My exhaust fan was on but the kitchen still got pretty smoky. I didn’t crank up the heat until my pan was almost red hot like in the above definition, but it was definitely hot and my salmon (coated with my Spicy Dry Rub) got a nice crust on it. Close enough for me.
Why Eat Okra?
Why would anyone want to eat okra if it’s slimy? Okra is really good for you! That “slime” (or mucilage) actually helps coat the gut and ease digestion. So putting okra in smoothies is a great way to eat your okra if your gut needs some healing and soothing.
My absolute favorite smoothie is my Blueberry Lemon Smoothie. The taste of okra disappears and you are left with a lovely, low fat, low carb, antioxidant packed treat.
Other benefits of okra include:
- blood sugar control
- cholesterol control
- great source of vitamin C, K, iron, zinc and other nutrients
- hunger control (yay soluable fiber!)
- fights fatigue and depression
The Trim Healthy Mama sisters introduced us to treats like Big Boy Smoothies and Cry No More Brownies, and THMs have been boosting okra sales ever since. You can find those recipes (and more) in the Trim Healthy Mama Cookbook.
Another favorite which uses secret okra is the Queso Chicken Bake in the Trim Healthy Table Cookbook. It’s a low fat, healthy carb recipe (designated as THM E on the plan) but doesn’t taste low fat at all! Our whole family likes it, though hubby prefers it with shredded lean venison roast.
Fried Okra May Not Have The Mucilage But It’s Still Packed With Nutrients.
If you are wanting the mucilage effects of okra, you’ll want to consume it blended in a smoothie, in a sauce, or gently cooked (not cook-the-snot-out-of-it cooked like this fried okra).
Fried okra still has an impressive amount of nutrients and health benefits. Go ahead and enjoy it fried or roasted. Paired with this easy, spicy blackened salmon you have a deeply nourishing meal.
I love red palm oil (my preferred brand is Wildly Organic) for cooking salmon, meats, and even eggs. But feel free to use butter, ghee, or coconut oil. It’s best not to use olive oil here as it will smoke very easily and degrade, which is unhealthy.
Choosing traditional, saturated fats with higher smoke points is the healthiest way to go. Learn more about healthy oils and how to use them in this post.
Do You Like Okra? If You’ve Never Tried It Will You Now?

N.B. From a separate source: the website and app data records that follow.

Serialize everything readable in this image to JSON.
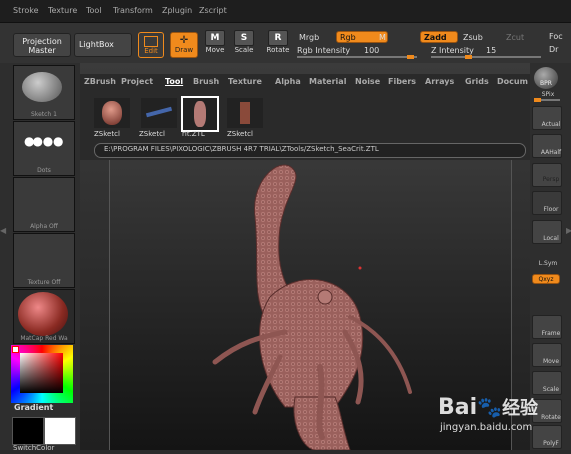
{
  "menu": [
    "Stroke",
    "Texture",
    "Tool",
    "Transform",
    "Zplugin",
    "Zscript"
  ],
  "toolbar": {
    "projection_master": "Projection Master",
    "lightbox": "LightBox",
    "edit": "Edit",
    "draw": "Draw",
    "move": "Move",
    "scale": "Scale",
    "rotate": "Rotate",
    "move_key": "M",
    "scale_key": "S",
    "rotate_key": "R",
    "mrgb": "Mrgb",
    "rgb": "Rgb",
    "m": "M",
    "zadd": "Zadd",
    "zsub": "Zsub",
    "zcut": "Zcut",
    "foc": "Foc",
    "dr": "Dr",
    "rgb_intensity_label": "Rgb Intensity",
    "rgb_intensity_value": "100",
    "z_intensity_label": "Z Intensity",
    "z_intensity_value": "15"
  },
  "left": {
    "sketch": "Sketch 1",
    "dots": "Dots",
    "alpha": "Alpha Off",
    "texture": "Texture Off",
    "matcap": "MatCap Red Wa",
    "gradient": "Gradient",
    "switch_color": "SwitchColor"
  },
  "tool_tabs": [
    "ZBrush",
    "Project",
    "Tool",
    "Brush",
    "Texture",
    "Alpha",
    "Material",
    "Noise",
    "Fibers",
    "Arrays",
    "Grids",
    "Docum"
  ],
  "thumbs": [
    "ZSketcl",
    "ZSketcl",
    "rit.ZTL",
    "ZSketcl"
  ],
  "path": "E:\\PROGRAM FILES\\PIXOLOGIC\\ZBRUSH 4R7 TRIAL\\ZTools/ZSketch_SeaCrit.ZTL",
  "right": {
    "bpr": "BPR",
    "spix": "SPix",
    "actual": "Actual",
    "aahalf": "AAHalf",
    "persp": "Persp",
    "floor": "Floor",
    "local": "Local",
    "lsym": "L.Sym",
    "xyz": "Qxyz",
    "frame": "Frame",
    "move": "Move",
    "scale": "Scale",
    "rotate": "Rotate",
    "polyf": "PolyF"
  },
  "watermark": {
    "brand": "Bai",
    "brand2": "经验",
    "site": "jingyan.baidu.com"
  },
  "colors": {
    "accent": "#f08a1c",
    "model": "#a86a66"
  }
}
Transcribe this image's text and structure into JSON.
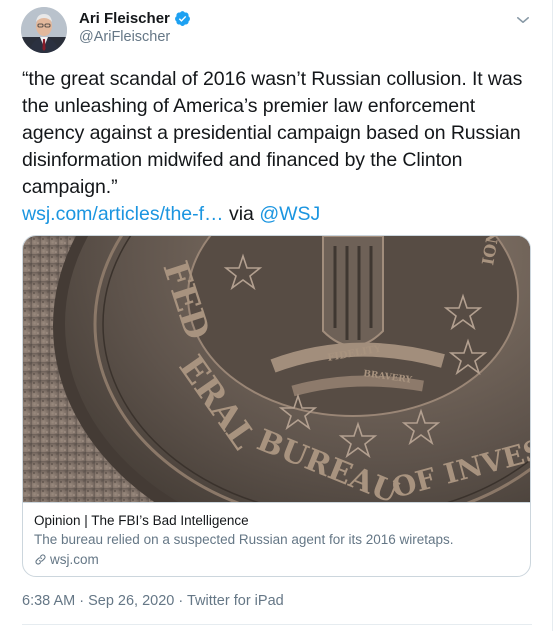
{
  "author": {
    "name": "Ari Fleischer",
    "handle": "@AriFleischer",
    "verified": true
  },
  "icons": {
    "verified": "verified-badge-icon",
    "menu": "chevron-down-icon",
    "link": "link-icon"
  },
  "colors": {
    "link": "#1b95e0",
    "verified": "#1da1f2",
    "secondary_text": "#657786"
  },
  "tweet": {
    "text": "“the great scandal of 2016 wasn’t Russian collusion. It was the unleashing of America’s premier law enforcement agency against a presidential campaign based on Russian disinformation midwifed and financed by the Clinton campaign.”",
    "link_text": "wsj.com/articles/the-f…",
    "via_text": " via ",
    "mention": "@WSJ"
  },
  "card": {
    "image_alt": "FBI seal: Federal Bureau of Investigation, Fidelity Bravery Integrity",
    "title": "Opinion | The FBI’s Bad Intelligence",
    "description": "The bureau relied on a suspected Russian agent for its 2016 wiretaps.",
    "domain": "wsj.com"
  },
  "meta": {
    "time": "6:38 AM",
    "separator": " · ",
    "date": "Sep 26, 2020",
    "source": "Twitter for iPad"
  }
}
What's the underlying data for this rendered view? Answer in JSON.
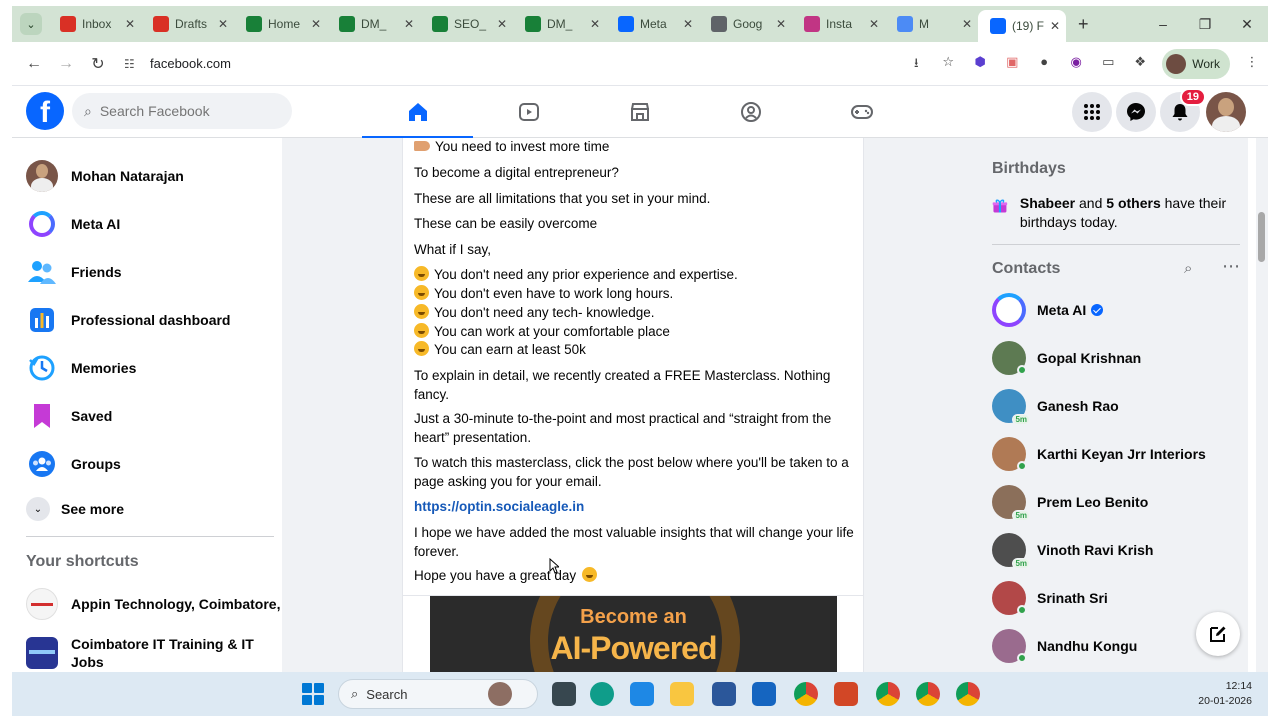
{
  "browser": {
    "tabs": [
      {
        "label": "Inbox",
        "icon": "gmail-icon",
        "color": "#d93025"
      },
      {
        "label": "Drafts",
        "icon": "gmail-icon",
        "color": "#d93025"
      },
      {
        "label": "Home",
        "icon": "drive-icon",
        "color": "#188038"
      },
      {
        "label": "DM_",
        "icon": "sheets-icon",
        "color": "#188038"
      },
      {
        "label": "SEO_",
        "icon": "sheets-icon",
        "color": "#188038"
      },
      {
        "label": "DM_",
        "icon": "sheets-icon",
        "color": "#188038"
      },
      {
        "label": "Meta",
        "icon": "meta-icon",
        "color": "#0866ff"
      },
      {
        "label": "Goog",
        "icon": "google-icon",
        "color": "#5f6368"
      },
      {
        "label": "Insta",
        "icon": "instagram-icon",
        "color": "#c13584"
      },
      {
        "label": "M",
        "icon": "gemini-icon",
        "color": "#4c8bf5"
      },
      {
        "label": "(19) F",
        "icon": "facebook-icon",
        "color": "#0866ff",
        "active": true
      }
    ],
    "url": "facebook.com",
    "profile_label": "Work"
  },
  "fb": {
    "search_placeholder": "Search Facebook",
    "notifications_count": "19",
    "colors": {
      "brand": "#0866ff",
      "text": "#050505",
      "secondary": "#65676b",
      "background": "#f0f2f5",
      "link": "#1659b8",
      "online": "#31a24c"
    }
  },
  "left_nav": {
    "items": [
      {
        "label": "Mohan Natarajan",
        "icon": "profile-avatar"
      },
      {
        "label": "Meta AI",
        "icon": "meta-ai-icon"
      },
      {
        "label": "Friends",
        "icon": "friends-icon"
      },
      {
        "label": "Professional dashboard",
        "icon": "dashboard-icon"
      },
      {
        "label": "Memories",
        "icon": "memories-icon"
      },
      {
        "label": "Saved",
        "icon": "saved-icon"
      },
      {
        "label": "Groups",
        "icon": "groups-icon"
      }
    ],
    "see_more": "See more",
    "shortcuts_title": "Your shortcuts",
    "shortcuts": [
      {
        "label": "Appin Technology, Coimbatore,"
      },
      {
        "label": "Coimbatore IT Training & IT Jobs"
      }
    ]
  },
  "post": {
    "lines": [
      "You need to invest more time",
      "To become a digital entrepreneur?",
      "These are all limitations that you set in your mind.",
      "These can be easily overcome",
      "What if I say,",
      "You don't need any prior experience and expertise.",
      "You don't even have to work long hours.",
      "You don't need any tech- knowledge.",
      "You can work at your comfortable place",
      "You can earn at least 50k",
      "To explain in detail, we recently created a FREE Masterclass. Nothing fancy.",
      "Just a 30-minute to-the-point and most practical and “straight from the heart” presentation.",
      "To watch this masterclass, click the post below where you'll be taken to a page asking you for your email.",
      "https://optin.socialeagle.in",
      "I hope we have added the most valuable insights that will change your life forever.",
      "Hope you have a great day"
    ],
    "image_line1": "Become an",
    "image_line2": "AI-Powered"
  },
  "right": {
    "birthdays_title": "Birthdays",
    "birthday_name": "Shabeer",
    "birthday_and": " and ",
    "birthday_others": "5 others",
    "birthday_rest": " have their birthdays today.",
    "contacts_title": "Contacts",
    "contacts": [
      {
        "name": "Meta AI",
        "verified": true,
        "status": ""
      },
      {
        "name": "Gopal Krishnan",
        "status": "online"
      },
      {
        "name": "Ganesh Rao",
        "status": "5m"
      },
      {
        "name": "Karthi Keyan Jrr Interiors",
        "status": "online"
      },
      {
        "name": "Prem Leo Benito",
        "status": "5m"
      },
      {
        "name": "Vinoth Ravi Krish",
        "status": "5m"
      },
      {
        "name": "Srinath Sri",
        "status": "online"
      },
      {
        "name": "Nandhu Kongu",
        "status": "online"
      }
    ]
  },
  "taskbar": {
    "search_label": "Search",
    "time": "12:14",
    "date": "20-01-2026"
  }
}
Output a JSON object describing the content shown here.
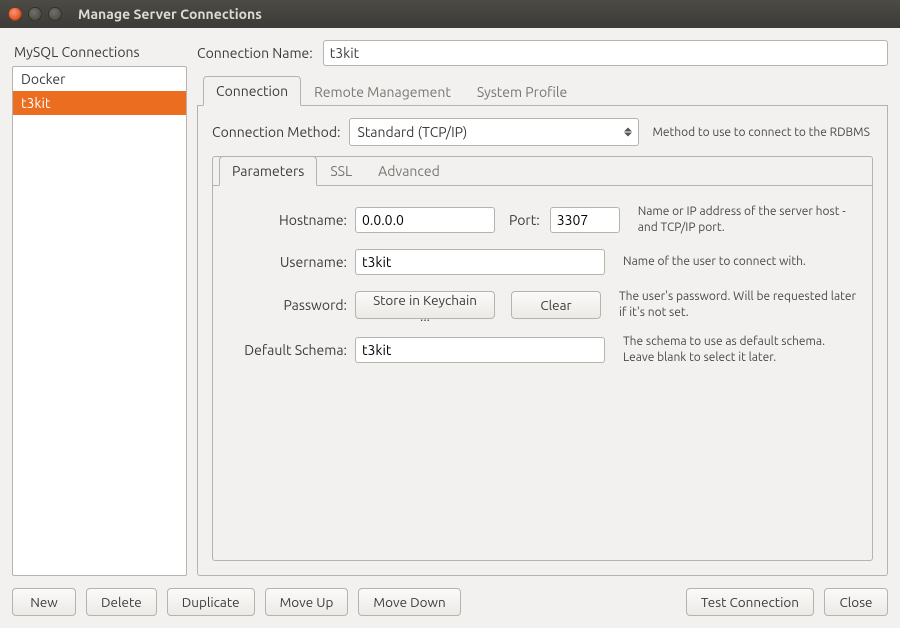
{
  "window": {
    "title": "Manage Server Connections"
  },
  "sidebar": {
    "heading": "MySQL Connections",
    "items": [
      {
        "label": "Docker",
        "selected": false
      },
      {
        "label": "t3kit",
        "selected": true
      }
    ]
  },
  "name_row": {
    "label": "Connection Name:",
    "value": "t3kit"
  },
  "tabs": {
    "items": [
      {
        "label": "Connection",
        "active": true
      },
      {
        "label": "Remote Management",
        "active": false
      },
      {
        "label": "System Profile",
        "active": false
      }
    ]
  },
  "method": {
    "label": "Connection Method:",
    "value": "Standard (TCP/IP)",
    "help": "Method to use to connect to the RDBMS"
  },
  "subtabs": {
    "items": [
      {
        "label": "Parameters",
        "active": true
      },
      {
        "label": "SSL",
        "active": false
      },
      {
        "label": "Advanced",
        "active": false
      }
    ]
  },
  "params": {
    "hostname_label": "Hostname:",
    "hostname": "0.0.0.0",
    "port_label": "Port:",
    "port": "3307",
    "hostname_help": "Name or IP address of the server host - and TCP/IP port.",
    "username_label": "Username:",
    "username": "t3kit",
    "username_help": "Name of the user to connect with.",
    "password_label": "Password:",
    "store_button": "Store in Keychain ...",
    "clear_button": "Clear",
    "password_help": "The user's password. Will be requested later if it's not set.",
    "schema_label": "Default Schema:",
    "schema": "t3kit",
    "schema_help": "The schema to use as default schema. Leave blank to select it later."
  },
  "buttons": {
    "new": "New",
    "delete": "Delete",
    "duplicate": "Duplicate",
    "move_up": "Move Up",
    "move_down": "Move Down",
    "test": "Test Connection",
    "close": "Close"
  }
}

- 1 - 4 ounce portion salmon, per person, thawed if frozen and patted dry
- 1 tablespoon Spicy Dry Rub, per fish portion (more as needed)
- 1 tablespoon red palm oil, coconut oil, or butter (plus more as needed)
- 2 cups frozen, cut okra per person
- mineral salt and pepper
- Fresh lemon slices
Coat fish portion(s) with Spicy Dry Rub and set aside.
In a cast iron skillet, melt fat over medium-high heat.
Add okra and stir to coat.
Cook, stirring occasionally, until okra begins to get dark brown (about 12 minutes).
Sprinkle with mineral salt and a few grinds of black pepper and stir.
Continue to cook until okra begins to blacken, another 3 to 5 minutes or so.
Move okra over to the side of the pan to make room for the salmon (or remove if cooking several pieces of salmon).
Add more fat to the skillet and allow to melt, then add coated fish portion(s).
Cook until edges look firm, then flip and cook through (don't overcook).
Squeeze fresh lemon juice over fish and okra before eating.
The time to cook salmon varies due to the thickness of the fillets. Thicker fillets will take longer to cook through.
Trim Healthy Mamas:
If you intend to eat this as a Deep S meal, remember to follow the Deep S guidelines in the Plan Book for the rest of your meal components.
For a regular S meal, enjoy with low carb options.
Nutrition Information:Yield: 1 Serving Size: Per 4 ounce salmon and 2 cups okra
Amount Per Serving: Calories: 310.4 Total Fat: 15.5g Saturated Fat: 6.1g Cholesterol: 40mg Sodium: 98.2mg Carbohydrates: 17.6g Fiber: 8g Sugar: 7g Protein: 23g